Article first published online: 2 OCT 2013
©2013. American Geophysical Union. All Rights Reserved.
Journal of Geophysical Research: Oceans
Volume 118, Issue 10, pages 4839–4854, October 2013
How to Cite
2013), Temporal variability of near-bottom dissolved oxygen during upwelling off central Oregon, J. Geophys. Res. Oceans, 118, 4839–4854, doi:10.1002/jgrc.20361., , and (
- Issue published online: 26 NOV 2013
- Article first published online: 2 OCT 2013
- Accepted manuscript online: 24 AUG 2013 01:24AM EST
- Manuscript Accepted: 18 AUG 2013
- Manuscript Revised: 9 JUL 2013
- Manuscript Received: 21 NOV 2012
- interannual variability;
- shelf circulation

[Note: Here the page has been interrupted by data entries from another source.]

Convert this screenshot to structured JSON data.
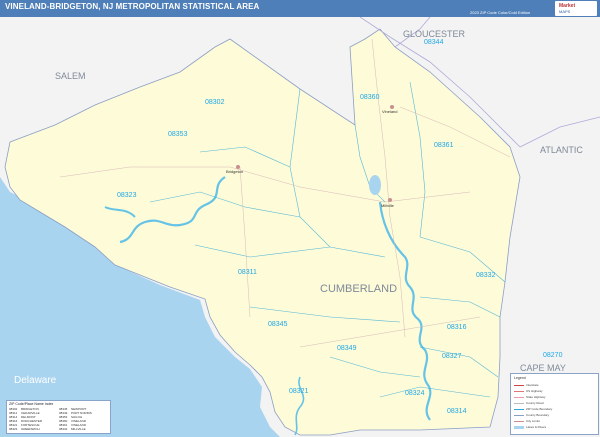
{
  "header": {
    "title": "VINELAND-BRIDGETON, NJ METROPOLITAN STATISTICAL AREA",
    "edition": "2023 ZIP Code Color/Cold Edition",
    "logo_text": "Market",
    "logo_sub": "MAPS"
  },
  "counties": {
    "salem": "SALEM",
    "gloucester": "GLOUCESTER",
    "atlantic": "ATLANTIC",
    "cumberland": "CUMBERLAND",
    "cape_may": "CAPE MAY"
  },
  "water": {
    "delaware": "Delaware"
  },
  "zips": [
    "08344",
    "08360",
    "08302",
    "08353",
    "08361",
    "08323",
    "08311",
    "08332",
    "08345",
    "08316",
    "08349",
    "08327",
    "08270",
    "08321",
    "08324",
    "08314"
  ],
  "cities": {
    "vineland": "Vineland",
    "millville": "Millville",
    "bridgeton": "Bridgeton"
  },
  "legend": {
    "title": "Legend",
    "rows": [
      "Interstate",
      "US Highway",
      "State Highway",
      "County Road",
      "ZIP Code Boundary",
      "County Boundary",
      "City Limits",
      "Lakes & Rivers"
    ]
  },
  "zip_table": {
    "title": "ZIP Code/Place Name Index",
    "rows": [
      [
        "08302",
        "BRIDGETON",
        "08345",
        "NEWPORT"
      ],
      [
        "08311",
        "CEDARVILLE",
        "08349",
        "PORT NORRIS"
      ],
      [
        "08314",
        "DELMONT",
        "08353",
        "SHILOH"
      ],
      [
        "08316",
        "DORCHESTER",
        "08360",
        "VINELAND"
      ],
      [
        "08321",
        "FORTESCUE",
        "08361",
        "VINELAND"
      ],
      [
        "08323",
        "GREENWICH",
        "08332",
        "MILLVILLE"
      ]
    ]
  },
  "colors": {
    "land": "#fdfbd8",
    "water": "#a9d4ef",
    "outside": "#f2f2f2",
    "border": "#8b9ec4",
    "river": "#64c3e6",
    "zip_line": "#2aa6d8",
    "header": "#4f7fb8"
  }
}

 In the productive central-Oregon coastal upwelling environment, wind-driven upwelling, tides, and topographic effects vary across the shelf, setting the stage for varied biogeochemical responses to physical drivers. Current, temperature, salinity, and dissolved oxygen (DO) measurements from three moorings deployed during the upwelling seasons of 2009–2011 off the central-Oregon coast are analyzed over three time bands (interannual, subtidal, tidal) to explore the relationship between mid (70 m) and inner-shelf (15 m) upwelling dynamics and the associated effect on DO. Topographic effects are observed in each time band due to the Heceta and Stonewall Bank complex. Seasonal cumulative hypoxia (DO < 1.4 mL L−1) calculations identify two regions, a well-ventilated inner shelf and a midshelf vulnerable to hypoxia (98 ± 15 days annually). On tidal timescales, along-shelf diurnal (K1) velocities are intensified over the Bank, 0.08 m s−1 compared with 0.03 m s−1 to the north. Interannual variability in the timing of spring and fall transitions, defined using glider-measured continental slope source water temperature, is observed on the midshelf. Interannual source water DO concentrations vary on the order of 0.1 mL L−1. Each spring and summer, DO decline rates are modulated by physical and biological processes. The net observed decrease is about 30% of the expected draw down due to water-column respiration. Physical processes initiate low-oxygen conditions on the shelf through coastal upwelling and subsequently prevent the system via advection and mixing from reaching the potential anoxic levels anticipated from respiration rates alone.